The Turtle Beach Stealth 700 Gen 2 Wireless and the Xbox Wireless Headset are similar gaming headphones for Xbox consoles. The Turtle Beach are better-built and have a more stable fit. They reproduce audio more consistently, have a more neutral default sound profile, and their boom mic offers a slightly better overall performance. They also have lower non-Bluetooth wireless latency. However, the Xbox are more comfortable, have a longer-lasting battery life, and can be used wired via their USB-C to USB-A cable with full mic and audio compatibility.
The Sony PULSE 3D Wireless and the Xbox Wireless Headset are two gaming headphones, and depending on your usage, you may prefer one over the other. The Sony have a more neutral default sound profile, which some users may prefer, and they can be used on PC, PS4, and PS5 consoles with full compatibility using either their analog cable or USB wireless dongle. They also have low non-Bluetooth latency. However, the Xbox are better-built and more comfortable. While some users may find their sound profile to be very bass-heavy, you can adjust it to your liking using their companion software's graphic EQ and presets. They also have a longer-lasting battery life than the Sony and even lower non-Bluetooth wireless latency. Since they're designed for the Xbox One and Xbox Series X|S, they offer full compatibility with these consoles using their USB cable or by using Xbox Wireless.
The SteelSeries Arctis 7X Wireless are better gaming headphones than the Xbox Wireless Headset. The SteelSeries are better-built, have a more neutral sound profile out-of-the-box, which some users may prefer, and have a better overall mic performance. They have a longer continuous battery life, lower non-Bluetooth latency, and can be used wirelessly on PCs and PlayStation consoles in addition to Xbox consoles.
The Bang & Olufsen Beoplay Portal are better headphones than the Xbox Wireless Headset. The Bang & Olufsen are better-built, and they have a better noise isolation performance. Also, their default sound profile isn't as bass-heavy as the Xbox. That said, the Xbox's microphone has a better recording quality, and they have longer continuous battery life.

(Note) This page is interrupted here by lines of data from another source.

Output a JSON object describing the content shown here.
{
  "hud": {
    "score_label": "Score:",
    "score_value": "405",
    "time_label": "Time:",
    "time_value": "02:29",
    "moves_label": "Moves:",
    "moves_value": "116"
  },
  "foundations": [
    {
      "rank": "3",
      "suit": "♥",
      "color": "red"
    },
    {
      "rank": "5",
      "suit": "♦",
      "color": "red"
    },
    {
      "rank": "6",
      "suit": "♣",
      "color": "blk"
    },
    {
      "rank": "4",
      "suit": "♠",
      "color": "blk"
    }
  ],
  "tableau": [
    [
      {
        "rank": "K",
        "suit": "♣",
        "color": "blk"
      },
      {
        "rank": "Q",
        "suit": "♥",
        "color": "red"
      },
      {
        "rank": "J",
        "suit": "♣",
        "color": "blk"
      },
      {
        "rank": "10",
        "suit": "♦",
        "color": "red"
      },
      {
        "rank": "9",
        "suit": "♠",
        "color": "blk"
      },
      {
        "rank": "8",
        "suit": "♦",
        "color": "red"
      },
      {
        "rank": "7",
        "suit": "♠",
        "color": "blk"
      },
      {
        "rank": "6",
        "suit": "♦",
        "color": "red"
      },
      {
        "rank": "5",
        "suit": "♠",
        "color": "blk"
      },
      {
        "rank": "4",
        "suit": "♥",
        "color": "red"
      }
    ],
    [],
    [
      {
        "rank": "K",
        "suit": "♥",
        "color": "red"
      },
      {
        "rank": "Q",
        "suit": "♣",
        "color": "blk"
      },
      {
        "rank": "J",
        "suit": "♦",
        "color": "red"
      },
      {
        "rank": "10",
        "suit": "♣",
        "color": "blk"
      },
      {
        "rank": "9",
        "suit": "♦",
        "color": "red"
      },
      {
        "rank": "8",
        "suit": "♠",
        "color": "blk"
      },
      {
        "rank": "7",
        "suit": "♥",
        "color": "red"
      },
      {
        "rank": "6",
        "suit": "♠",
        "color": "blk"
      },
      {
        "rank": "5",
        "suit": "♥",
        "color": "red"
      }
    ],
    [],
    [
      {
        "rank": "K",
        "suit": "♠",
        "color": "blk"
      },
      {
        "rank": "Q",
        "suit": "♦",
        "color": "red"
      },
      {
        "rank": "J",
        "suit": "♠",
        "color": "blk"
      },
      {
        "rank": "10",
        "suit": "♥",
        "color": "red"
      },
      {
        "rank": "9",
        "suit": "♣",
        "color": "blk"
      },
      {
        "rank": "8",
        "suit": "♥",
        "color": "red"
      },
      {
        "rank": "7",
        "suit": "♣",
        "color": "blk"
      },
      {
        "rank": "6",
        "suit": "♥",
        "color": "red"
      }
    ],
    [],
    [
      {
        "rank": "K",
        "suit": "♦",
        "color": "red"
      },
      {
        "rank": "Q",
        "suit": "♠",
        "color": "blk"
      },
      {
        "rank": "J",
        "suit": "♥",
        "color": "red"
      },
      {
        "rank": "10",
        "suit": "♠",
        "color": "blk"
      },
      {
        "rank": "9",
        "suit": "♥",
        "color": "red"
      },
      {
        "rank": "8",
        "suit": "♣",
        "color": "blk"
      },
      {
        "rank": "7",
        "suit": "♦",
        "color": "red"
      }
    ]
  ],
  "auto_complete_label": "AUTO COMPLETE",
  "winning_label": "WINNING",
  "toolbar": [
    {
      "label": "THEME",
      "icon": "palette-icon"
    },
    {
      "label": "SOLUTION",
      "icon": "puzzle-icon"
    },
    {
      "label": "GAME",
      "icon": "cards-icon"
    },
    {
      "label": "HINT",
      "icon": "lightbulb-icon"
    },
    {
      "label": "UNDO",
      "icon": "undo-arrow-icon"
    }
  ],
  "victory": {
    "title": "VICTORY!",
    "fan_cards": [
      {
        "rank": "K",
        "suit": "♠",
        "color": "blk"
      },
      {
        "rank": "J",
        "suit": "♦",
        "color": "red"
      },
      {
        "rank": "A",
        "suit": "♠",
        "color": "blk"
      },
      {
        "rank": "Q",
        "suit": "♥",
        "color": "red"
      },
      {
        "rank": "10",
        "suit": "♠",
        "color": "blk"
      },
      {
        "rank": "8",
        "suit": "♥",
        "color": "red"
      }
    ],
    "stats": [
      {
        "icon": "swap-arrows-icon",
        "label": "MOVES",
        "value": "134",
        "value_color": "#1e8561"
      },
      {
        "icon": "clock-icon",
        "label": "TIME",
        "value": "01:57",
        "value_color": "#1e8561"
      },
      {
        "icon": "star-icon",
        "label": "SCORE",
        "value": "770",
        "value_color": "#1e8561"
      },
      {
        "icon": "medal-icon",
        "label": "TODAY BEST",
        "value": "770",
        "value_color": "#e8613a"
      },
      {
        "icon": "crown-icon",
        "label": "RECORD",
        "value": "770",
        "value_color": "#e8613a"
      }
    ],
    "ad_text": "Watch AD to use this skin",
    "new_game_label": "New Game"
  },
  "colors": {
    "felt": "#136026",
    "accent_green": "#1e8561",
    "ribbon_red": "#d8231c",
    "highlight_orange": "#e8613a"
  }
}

The Corsair HS75 XB WIRELESS Gaming Headset and the Xbox Wireless Headset have different strengths and depending on your needs, you may prefer one over the other. The Corsair are better-built, have more consistent audio delivery, and are slightly better-balanced out-of-the-box. They also have a better overall performing boom mic and a longer-lasting continuous battery life. However, the Xbox have a graphic EQ and presets to help tweak their sound, they support Bluetooth, and have lower non-Bluetooth latency. They can also be used wired on PC and Xbox consoles via their USB-A to USB-C cable.
The TOZO T6 Truly Wireless and the Xbox Wireless Headset are two headphones designed for different uses. The TOZO are more for casual use as they have a very portable design, a more stable fit, and they have a great passive noise isolation performance to help cut down ambient sound around you. However, the Xbox are gaming headphones that use Xbox Wireless Technology so that you can wirelessly connect to Xbox One and Xbox Series X|S consoles. They have a longer-lasting continuous battery life, a better overall microphone performance, and have companion software with a graphic EQ and presets to help tweak their sound to your liking.